This includes photos on Pinterest and Facebook! I think it criminal that people 'pin' photos on that site, the image is stored on the Pinterest main drives, or they post it on Facebook, where Facebook has its own invented rights to reproduction. I go to Facebook to see what my friends are up to, not photos that interest them.
Public domain, Fair Use, Fair Dealing (Canada, UK), does not mean you can use anything you find. I have written much about this since 1989, when I first encountered students printing out an entire CD Rom on their major project topic, and calling it their own.
Fair Use (US Law)
Fair use is a limitation and exception to the exclusive right granted by copyright law to the author of a creative work. In United States copyright law, fair use is a doctrine that permits limited use of copyrighted material without acquiring permission from the rights holders. Examples of fair use include commentary, criticism, news reporting, research, teaching, library archiving and scholarship. It provides for the legal, unlicensed citation or incorporation of copyrighted material in another author's work under a four-factor balancing test.
Fair Dealing (Canada)
The Canadian concept of fair dealing is similar to that in the UK and Australia. The fair dealing clauses of the Canadian Copyright Act allow users to engage in certain activities relating to research, private study, criticism, review, or news reporting. With respect to criticism, review, and news reporting, the user must mention the source of the material, along with the name of the author, performer, maker, or broadcaster for the dealing to be fair.
Read more from a US lawyer: Nine Copyright Myths of the Online World.

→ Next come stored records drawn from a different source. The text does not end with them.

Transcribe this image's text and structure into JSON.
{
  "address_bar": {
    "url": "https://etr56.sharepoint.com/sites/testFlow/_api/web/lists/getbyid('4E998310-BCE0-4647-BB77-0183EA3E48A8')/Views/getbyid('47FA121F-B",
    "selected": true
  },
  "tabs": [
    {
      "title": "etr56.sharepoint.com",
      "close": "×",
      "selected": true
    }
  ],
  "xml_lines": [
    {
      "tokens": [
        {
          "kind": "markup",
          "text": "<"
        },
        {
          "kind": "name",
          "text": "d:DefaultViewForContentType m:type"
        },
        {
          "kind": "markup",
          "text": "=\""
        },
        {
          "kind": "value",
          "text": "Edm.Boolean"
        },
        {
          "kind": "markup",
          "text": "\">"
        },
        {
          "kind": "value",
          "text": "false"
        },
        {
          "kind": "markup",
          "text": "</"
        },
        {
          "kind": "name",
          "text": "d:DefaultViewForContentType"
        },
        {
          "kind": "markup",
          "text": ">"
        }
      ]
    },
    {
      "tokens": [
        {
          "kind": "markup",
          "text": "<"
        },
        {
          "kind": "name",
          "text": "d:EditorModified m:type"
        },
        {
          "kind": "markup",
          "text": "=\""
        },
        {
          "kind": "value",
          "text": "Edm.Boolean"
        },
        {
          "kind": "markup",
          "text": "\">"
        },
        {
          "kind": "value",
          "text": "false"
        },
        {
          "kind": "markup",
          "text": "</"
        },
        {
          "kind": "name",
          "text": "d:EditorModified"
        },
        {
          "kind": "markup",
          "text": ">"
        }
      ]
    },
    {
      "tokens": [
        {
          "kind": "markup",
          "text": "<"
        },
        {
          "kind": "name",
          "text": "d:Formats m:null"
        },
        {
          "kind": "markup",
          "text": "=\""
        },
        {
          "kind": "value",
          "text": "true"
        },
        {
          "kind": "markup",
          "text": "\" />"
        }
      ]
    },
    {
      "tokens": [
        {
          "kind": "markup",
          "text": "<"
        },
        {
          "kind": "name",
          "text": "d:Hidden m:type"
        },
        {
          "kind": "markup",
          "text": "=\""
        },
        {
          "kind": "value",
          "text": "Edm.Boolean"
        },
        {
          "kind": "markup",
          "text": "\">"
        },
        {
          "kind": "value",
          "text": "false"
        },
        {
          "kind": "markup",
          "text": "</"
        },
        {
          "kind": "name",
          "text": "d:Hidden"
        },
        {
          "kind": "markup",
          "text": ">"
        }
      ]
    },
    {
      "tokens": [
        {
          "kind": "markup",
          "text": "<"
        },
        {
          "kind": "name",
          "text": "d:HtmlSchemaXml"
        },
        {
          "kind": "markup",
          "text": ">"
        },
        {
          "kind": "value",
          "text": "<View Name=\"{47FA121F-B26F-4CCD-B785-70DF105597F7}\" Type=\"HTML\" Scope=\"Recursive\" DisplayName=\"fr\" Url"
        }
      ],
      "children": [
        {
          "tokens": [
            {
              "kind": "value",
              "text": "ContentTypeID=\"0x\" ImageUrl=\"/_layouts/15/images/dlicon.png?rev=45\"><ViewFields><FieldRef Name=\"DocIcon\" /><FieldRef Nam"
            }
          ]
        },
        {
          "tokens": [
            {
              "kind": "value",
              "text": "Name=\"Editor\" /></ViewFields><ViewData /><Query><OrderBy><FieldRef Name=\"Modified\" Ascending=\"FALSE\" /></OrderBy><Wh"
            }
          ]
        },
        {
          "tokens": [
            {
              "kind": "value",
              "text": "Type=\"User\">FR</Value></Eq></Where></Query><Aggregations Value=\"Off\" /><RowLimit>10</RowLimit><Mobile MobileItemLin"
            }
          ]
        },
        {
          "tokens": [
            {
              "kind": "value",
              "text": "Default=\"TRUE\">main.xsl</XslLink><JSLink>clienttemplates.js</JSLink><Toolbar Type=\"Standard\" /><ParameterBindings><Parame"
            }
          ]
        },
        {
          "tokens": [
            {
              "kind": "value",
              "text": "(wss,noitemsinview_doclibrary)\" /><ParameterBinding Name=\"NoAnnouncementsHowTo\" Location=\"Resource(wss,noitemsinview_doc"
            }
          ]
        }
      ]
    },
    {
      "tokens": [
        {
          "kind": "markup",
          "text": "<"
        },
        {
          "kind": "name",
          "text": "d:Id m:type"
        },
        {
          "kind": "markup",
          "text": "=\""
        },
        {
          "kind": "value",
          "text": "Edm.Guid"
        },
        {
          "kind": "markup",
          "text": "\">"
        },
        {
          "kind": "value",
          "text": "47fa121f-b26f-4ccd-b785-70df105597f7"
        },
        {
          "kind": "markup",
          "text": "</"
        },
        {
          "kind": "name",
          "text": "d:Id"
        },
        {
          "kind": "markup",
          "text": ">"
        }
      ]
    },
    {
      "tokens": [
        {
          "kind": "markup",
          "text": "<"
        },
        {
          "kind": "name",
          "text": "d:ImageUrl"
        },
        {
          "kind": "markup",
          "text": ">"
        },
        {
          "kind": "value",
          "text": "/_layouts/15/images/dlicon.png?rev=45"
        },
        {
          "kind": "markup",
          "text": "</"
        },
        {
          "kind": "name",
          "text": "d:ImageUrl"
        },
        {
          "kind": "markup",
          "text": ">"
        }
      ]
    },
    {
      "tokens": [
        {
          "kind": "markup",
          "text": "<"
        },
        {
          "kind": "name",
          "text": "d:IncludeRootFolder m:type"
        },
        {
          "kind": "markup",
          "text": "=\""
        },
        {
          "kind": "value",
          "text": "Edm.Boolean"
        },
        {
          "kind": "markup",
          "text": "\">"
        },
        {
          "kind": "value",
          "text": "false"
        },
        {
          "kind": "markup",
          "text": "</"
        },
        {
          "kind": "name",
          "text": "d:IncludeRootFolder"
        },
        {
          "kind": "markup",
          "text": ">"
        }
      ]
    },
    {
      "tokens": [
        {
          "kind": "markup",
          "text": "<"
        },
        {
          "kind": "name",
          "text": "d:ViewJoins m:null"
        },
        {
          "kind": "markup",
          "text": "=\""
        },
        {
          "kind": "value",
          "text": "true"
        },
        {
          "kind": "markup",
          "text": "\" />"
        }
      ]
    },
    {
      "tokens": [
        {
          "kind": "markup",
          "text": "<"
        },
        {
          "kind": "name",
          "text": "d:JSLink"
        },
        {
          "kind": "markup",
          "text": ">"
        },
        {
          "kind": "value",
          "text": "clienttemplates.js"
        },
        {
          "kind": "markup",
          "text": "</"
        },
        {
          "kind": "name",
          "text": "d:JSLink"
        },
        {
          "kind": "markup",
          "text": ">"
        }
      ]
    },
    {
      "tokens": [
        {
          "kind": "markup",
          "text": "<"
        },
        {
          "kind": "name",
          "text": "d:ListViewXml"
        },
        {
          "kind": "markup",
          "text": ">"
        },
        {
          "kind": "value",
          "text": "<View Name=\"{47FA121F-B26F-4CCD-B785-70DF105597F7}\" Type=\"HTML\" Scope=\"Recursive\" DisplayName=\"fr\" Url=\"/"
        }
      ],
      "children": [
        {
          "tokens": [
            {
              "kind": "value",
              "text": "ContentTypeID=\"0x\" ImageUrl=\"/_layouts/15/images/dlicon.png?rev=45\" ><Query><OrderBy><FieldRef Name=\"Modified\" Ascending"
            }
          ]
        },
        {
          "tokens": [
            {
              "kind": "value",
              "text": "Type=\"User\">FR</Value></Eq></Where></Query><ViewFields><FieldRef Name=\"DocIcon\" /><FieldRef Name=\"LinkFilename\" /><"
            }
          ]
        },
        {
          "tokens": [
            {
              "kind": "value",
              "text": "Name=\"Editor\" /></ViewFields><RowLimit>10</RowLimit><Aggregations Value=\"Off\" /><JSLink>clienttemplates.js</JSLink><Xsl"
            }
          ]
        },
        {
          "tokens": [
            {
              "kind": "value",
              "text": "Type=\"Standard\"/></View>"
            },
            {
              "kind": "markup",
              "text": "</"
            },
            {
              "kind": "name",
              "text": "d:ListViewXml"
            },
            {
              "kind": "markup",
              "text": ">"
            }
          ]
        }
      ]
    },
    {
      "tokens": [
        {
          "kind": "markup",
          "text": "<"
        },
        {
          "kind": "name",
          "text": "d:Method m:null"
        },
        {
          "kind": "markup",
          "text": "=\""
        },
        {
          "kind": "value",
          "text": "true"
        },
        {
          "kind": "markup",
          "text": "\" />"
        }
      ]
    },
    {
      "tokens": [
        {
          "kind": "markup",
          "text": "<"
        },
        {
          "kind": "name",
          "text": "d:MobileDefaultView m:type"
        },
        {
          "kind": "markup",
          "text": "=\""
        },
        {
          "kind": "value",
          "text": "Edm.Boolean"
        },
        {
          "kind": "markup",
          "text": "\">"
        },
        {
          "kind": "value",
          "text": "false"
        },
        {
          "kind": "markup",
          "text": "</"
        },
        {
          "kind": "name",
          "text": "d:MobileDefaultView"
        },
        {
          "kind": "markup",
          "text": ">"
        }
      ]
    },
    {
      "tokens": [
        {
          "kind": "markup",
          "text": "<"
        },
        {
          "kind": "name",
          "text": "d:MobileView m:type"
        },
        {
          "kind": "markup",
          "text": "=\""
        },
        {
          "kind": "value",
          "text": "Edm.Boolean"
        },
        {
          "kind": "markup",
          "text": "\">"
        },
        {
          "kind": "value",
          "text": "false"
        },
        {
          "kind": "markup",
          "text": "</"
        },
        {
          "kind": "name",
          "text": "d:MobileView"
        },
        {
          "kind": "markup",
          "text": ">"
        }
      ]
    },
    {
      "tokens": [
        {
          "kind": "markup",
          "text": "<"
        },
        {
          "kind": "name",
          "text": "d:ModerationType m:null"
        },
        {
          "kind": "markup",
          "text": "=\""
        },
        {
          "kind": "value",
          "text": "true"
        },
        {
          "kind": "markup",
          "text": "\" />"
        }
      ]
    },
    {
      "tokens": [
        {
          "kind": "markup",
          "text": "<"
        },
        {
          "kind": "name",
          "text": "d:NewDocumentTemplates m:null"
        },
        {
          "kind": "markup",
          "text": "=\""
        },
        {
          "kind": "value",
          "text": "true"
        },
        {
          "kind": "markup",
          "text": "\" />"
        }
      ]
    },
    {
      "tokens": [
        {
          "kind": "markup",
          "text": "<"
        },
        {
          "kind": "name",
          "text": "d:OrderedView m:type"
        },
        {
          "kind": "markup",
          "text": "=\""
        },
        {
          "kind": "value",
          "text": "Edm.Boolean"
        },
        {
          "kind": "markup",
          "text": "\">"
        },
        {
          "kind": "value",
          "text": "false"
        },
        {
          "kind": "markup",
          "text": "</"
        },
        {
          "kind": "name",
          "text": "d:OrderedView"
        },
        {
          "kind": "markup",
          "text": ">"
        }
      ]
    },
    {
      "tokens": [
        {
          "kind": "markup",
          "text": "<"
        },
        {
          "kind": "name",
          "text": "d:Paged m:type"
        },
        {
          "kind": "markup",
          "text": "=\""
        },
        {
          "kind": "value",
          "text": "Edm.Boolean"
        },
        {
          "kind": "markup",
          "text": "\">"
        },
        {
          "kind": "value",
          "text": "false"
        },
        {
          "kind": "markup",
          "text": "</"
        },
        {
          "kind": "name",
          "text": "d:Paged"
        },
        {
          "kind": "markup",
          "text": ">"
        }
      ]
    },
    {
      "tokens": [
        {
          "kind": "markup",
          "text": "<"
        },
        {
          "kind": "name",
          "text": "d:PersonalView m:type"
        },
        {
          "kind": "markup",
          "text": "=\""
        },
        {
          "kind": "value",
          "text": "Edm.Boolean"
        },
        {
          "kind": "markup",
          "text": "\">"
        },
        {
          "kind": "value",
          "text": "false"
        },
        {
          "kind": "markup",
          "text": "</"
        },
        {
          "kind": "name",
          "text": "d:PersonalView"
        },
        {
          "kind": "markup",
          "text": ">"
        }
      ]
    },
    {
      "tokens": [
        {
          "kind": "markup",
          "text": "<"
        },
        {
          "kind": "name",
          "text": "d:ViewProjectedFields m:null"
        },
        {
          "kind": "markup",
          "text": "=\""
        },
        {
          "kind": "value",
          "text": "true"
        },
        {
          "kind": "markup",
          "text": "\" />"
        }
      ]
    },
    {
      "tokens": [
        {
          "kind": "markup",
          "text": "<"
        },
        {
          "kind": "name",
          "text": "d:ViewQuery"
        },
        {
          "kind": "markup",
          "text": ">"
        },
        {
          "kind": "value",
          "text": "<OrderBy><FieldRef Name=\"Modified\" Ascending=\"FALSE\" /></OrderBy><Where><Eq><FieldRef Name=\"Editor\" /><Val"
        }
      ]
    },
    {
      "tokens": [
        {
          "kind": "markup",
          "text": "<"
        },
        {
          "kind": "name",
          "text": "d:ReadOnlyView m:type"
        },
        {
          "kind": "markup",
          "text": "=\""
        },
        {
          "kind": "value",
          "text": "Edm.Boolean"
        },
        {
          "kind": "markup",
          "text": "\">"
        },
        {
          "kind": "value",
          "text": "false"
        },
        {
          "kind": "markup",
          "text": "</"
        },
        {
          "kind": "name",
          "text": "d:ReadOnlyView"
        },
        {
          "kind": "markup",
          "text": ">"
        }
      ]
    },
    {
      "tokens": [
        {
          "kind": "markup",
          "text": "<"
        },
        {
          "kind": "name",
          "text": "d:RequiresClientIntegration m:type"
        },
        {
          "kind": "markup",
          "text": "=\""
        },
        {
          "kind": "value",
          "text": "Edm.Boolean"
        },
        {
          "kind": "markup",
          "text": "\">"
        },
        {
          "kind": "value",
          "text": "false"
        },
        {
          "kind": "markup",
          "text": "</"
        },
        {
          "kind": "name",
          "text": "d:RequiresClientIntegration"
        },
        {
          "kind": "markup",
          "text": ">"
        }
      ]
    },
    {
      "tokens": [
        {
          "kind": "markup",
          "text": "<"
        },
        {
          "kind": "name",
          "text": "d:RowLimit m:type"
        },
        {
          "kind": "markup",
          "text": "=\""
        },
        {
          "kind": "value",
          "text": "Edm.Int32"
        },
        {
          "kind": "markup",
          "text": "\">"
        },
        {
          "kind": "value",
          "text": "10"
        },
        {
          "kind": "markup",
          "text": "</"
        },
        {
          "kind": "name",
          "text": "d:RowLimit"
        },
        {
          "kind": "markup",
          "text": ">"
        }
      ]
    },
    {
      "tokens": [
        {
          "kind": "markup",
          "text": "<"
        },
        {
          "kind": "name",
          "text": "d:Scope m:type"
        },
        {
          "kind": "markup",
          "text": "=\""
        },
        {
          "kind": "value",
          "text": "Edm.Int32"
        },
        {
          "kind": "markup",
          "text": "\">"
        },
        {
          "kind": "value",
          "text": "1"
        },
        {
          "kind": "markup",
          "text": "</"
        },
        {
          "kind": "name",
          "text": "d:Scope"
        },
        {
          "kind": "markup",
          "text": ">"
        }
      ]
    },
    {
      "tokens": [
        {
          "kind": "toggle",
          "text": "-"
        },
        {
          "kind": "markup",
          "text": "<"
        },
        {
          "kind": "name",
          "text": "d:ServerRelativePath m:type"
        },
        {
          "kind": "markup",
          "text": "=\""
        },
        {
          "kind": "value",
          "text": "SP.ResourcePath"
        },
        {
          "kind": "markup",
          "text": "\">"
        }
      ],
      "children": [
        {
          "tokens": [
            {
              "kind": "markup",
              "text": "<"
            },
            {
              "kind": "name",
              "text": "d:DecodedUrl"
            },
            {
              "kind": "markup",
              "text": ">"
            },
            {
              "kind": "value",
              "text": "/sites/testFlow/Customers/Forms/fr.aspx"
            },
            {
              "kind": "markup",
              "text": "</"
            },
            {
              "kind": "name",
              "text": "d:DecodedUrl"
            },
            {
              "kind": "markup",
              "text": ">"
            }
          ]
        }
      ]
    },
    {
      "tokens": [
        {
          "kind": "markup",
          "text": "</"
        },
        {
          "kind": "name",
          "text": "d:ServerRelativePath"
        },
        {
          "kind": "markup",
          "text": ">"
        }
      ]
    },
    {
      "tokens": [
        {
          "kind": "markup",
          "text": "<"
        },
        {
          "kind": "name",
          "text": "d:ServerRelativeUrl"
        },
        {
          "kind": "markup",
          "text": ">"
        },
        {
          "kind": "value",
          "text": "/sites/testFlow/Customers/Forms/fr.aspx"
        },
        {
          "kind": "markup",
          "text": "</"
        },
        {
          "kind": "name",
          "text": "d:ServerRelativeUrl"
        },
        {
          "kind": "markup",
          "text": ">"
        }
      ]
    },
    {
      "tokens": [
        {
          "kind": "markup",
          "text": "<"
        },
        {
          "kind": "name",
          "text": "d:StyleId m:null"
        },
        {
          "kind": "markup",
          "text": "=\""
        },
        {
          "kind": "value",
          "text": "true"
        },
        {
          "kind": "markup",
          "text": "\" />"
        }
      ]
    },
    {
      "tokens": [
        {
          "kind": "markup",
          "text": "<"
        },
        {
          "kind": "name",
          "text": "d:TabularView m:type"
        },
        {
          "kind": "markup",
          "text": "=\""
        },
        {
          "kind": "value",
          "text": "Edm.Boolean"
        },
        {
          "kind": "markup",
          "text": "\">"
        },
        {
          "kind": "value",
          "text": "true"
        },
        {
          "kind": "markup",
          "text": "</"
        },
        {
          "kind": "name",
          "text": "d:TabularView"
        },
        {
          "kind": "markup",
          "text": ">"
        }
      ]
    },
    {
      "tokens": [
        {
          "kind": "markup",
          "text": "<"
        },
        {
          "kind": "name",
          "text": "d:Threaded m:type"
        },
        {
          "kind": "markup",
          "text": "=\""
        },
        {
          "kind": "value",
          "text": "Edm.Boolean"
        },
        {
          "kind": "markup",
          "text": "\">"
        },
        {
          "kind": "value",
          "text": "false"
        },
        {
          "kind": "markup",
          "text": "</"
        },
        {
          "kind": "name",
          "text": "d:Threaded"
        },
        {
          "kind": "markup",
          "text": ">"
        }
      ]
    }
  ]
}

There are many high-profile bloggers who run ads and take sponsors for their blogs, but most, like me, take photos for fun. I have sold a couple. It irks me to see photos stolen and used by someone else. We must take great pains to credit photographers and teach our readers that we have sought permission to post such photos.
I have had my photos stolen, as have my friends.
Read about Ed's issues:
I recently discovered my photos showing up on a promoting a local . How I ended up on that Facebook page is another story. They opted about 3500 people into their group without anyones knowledge or permission, very surreptitious. Anyhow, I am honored that people like my photos and share them with friends however in this case I noticed something rather peculiar. The watermarks I normally use to promote this blog were missing and replaced with someone else’s name. That’s odd I thought and started thinking maybe someone took a similar photo but as I continued to search I found additional photos of mine with someone else’s name.It takes substantial energy and cost to go after people who use photos without permission.
But some, with money and power can go to great lengths to do so. Have you read about BlogHer's issue? She was sued, and bitterly regrets her ignorance. Ignorance, however, is no excuse. She has come clean and writes a warning:
There is a service to help photographers who have been ripped off.